**Exercise requirements**:
A line belongs in the answer if it contains "cookies"; copy every such line from the entries below.

--------

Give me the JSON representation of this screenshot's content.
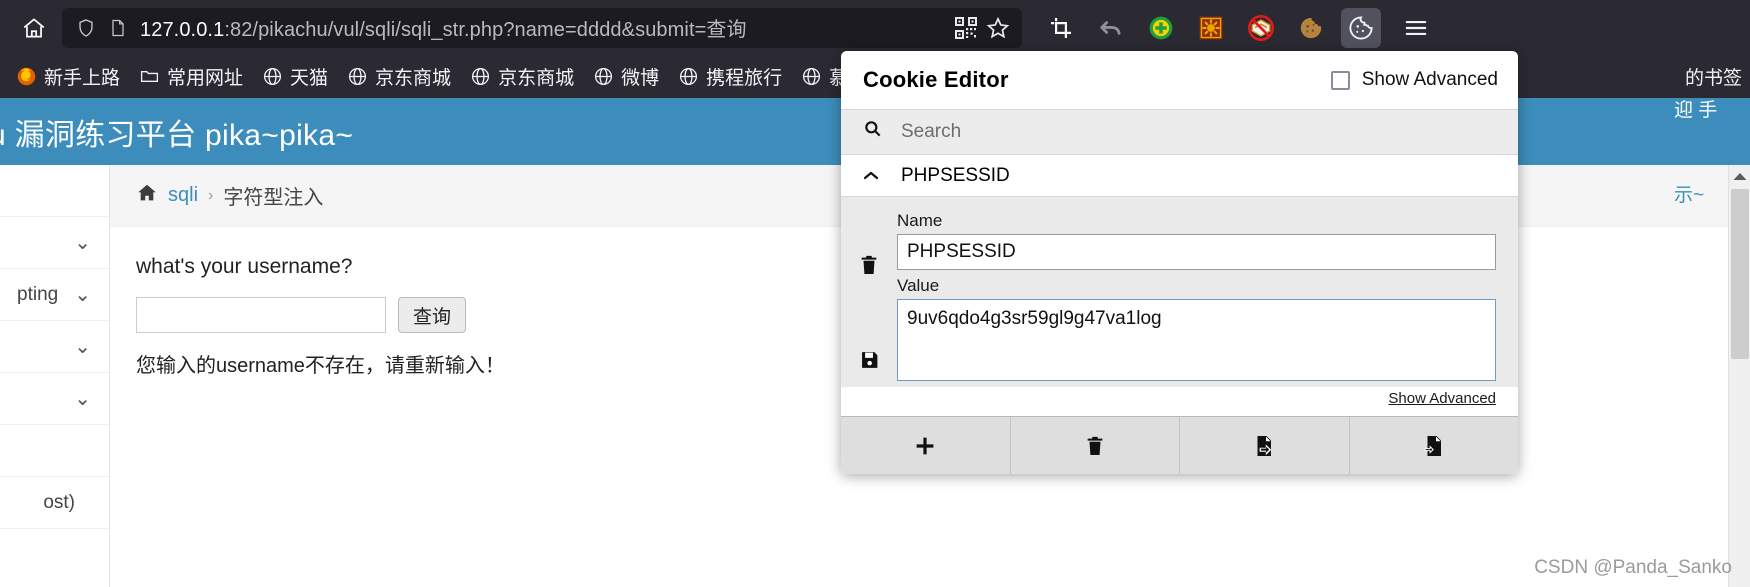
{
  "browser": {
    "home_icon": "home-icon",
    "url": {
      "host": "127.0.0.1",
      "path": ":82/pikachu/vul/sqli/sqli_str.php?name=dddd&submit=查询",
      "full": "127.0.0.1:82/pikachu/vul/sqli/sqli_str.php?name=dddd&submit=查询"
    },
    "urlbar_icons": [
      "shield-icon",
      "page-icon"
    ],
    "urlbar_right_icons": [
      "qrcode-icon",
      "bookmark-star-icon"
    ],
    "toolbar_extensions": [
      {
        "name": "screenshot-crop-icon",
        "glyph": "⛶"
      },
      {
        "name": "undo-arrow-icon",
        "glyph": "↩"
      },
      {
        "name": "green-plus-extension-icon",
        "glyph": "●"
      },
      {
        "name": "orange-sun-extension-icon",
        "glyph": "☀"
      },
      {
        "name": "noscript-blocked-icon",
        "glyph": "🚫"
      },
      {
        "name": "cookie-crumb-icon",
        "glyph": "🍪"
      },
      {
        "name": "cookie-editor-icon",
        "glyph": "🍪"
      }
    ],
    "menu_icon": "hamburger-menu-icon",
    "bookmarks": [
      {
        "label": "新手上路",
        "icon": "firefox-icon"
      },
      {
        "label": "常用网址",
        "icon": "folder-icon"
      },
      {
        "label": "天猫",
        "icon": "globe-icon"
      },
      {
        "label": "京东商城",
        "icon": "globe-icon"
      },
      {
        "label": "京东商城",
        "icon": "globe-icon"
      },
      {
        "label": "微博",
        "icon": "globe-icon"
      },
      {
        "label": "携程旅行",
        "icon": "globe-icon"
      },
      {
        "label": "慕课网-程序员的",
        "icon": "globe-icon"
      }
    ],
    "bookmarks_overflow": "的书签"
  },
  "page": {
    "header_title": "hu 漏洞练习平台 pika~pika~",
    "sidebar": [
      {
        "label": "",
        "chevron": "⌄"
      },
      {
        "label": "pting",
        "chevron": "⌄"
      },
      {
        "label": "",
        "chevron": "⌄"
      },
      {
        "label": "",
        "chevron": "⌄"
      },
      {
        "label": "",
        "chevron": ""
      },
      {
        "label": "ost)",
        "chevron": ""
      }
    ],
    "breadcrumb": {
      "home_icon": "home-icon",
      "link": "sqli",
      "separator": "›",
      "current": "字符型注入"
    },
    "form": {
      "question": "what's your username?",
      "input_value": "",
      "input_placeholder": "",
      "submit_label": "查询",
      "result_message": "您输入的username不存在，请重新输入！"
    },
    "right_strip": {
      "blue_text": "迎 手",
      "crumb_text": "示~"
    },
    "scrollbar": {
      "up_arrow": "⌃"
    },
    "watermark": "CSDN @Panda_Sanko"
  },
  "cookie_editor": {
    "title": "Cookie Editor",
    "show_advanced_checkbox_label": "Show Advanced",
    "search_placeholder": "Search",
    "search_icon": "search-icon",
    "cookie_row": {
      "caret": "⌃",
      "name": "PHPSESSID"
    },
    "fields": {
      "name_label": "Name",
      "name_value": "PHPSESSID",
      "value_label": "Value",
      "value_value": "9uv6qdo4g3sr59gl9g47va1log"
    },
    "side_buttons": [
      {
        "name": "delete-cookie-icon",
        "glyph": "🗑"
      },
      {
        "name": "save-cookie-icon",
        "glyph": "💾"
      }
    ],
    "show_advanced_link": "Show Advanced",
    "footer_buttons": [
      {
        "name": "add-cookie-button",
        "glyph": "+"
      },
      {
        "name": "delete-all-cookies-button",
        "glyph": "🗑"
      },
      {
        "name": "import-cookies-button",
        "glyph": "⇥"
      },
      {
        "name": "export-cookies-button",
        "glyph": "⇤"
      }
    ]
  }
}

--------

**Result of the task**:
        "name": "delete-all-cookies-button",
        "name": "import-cookies-button",
        "name": "export-cookies-button",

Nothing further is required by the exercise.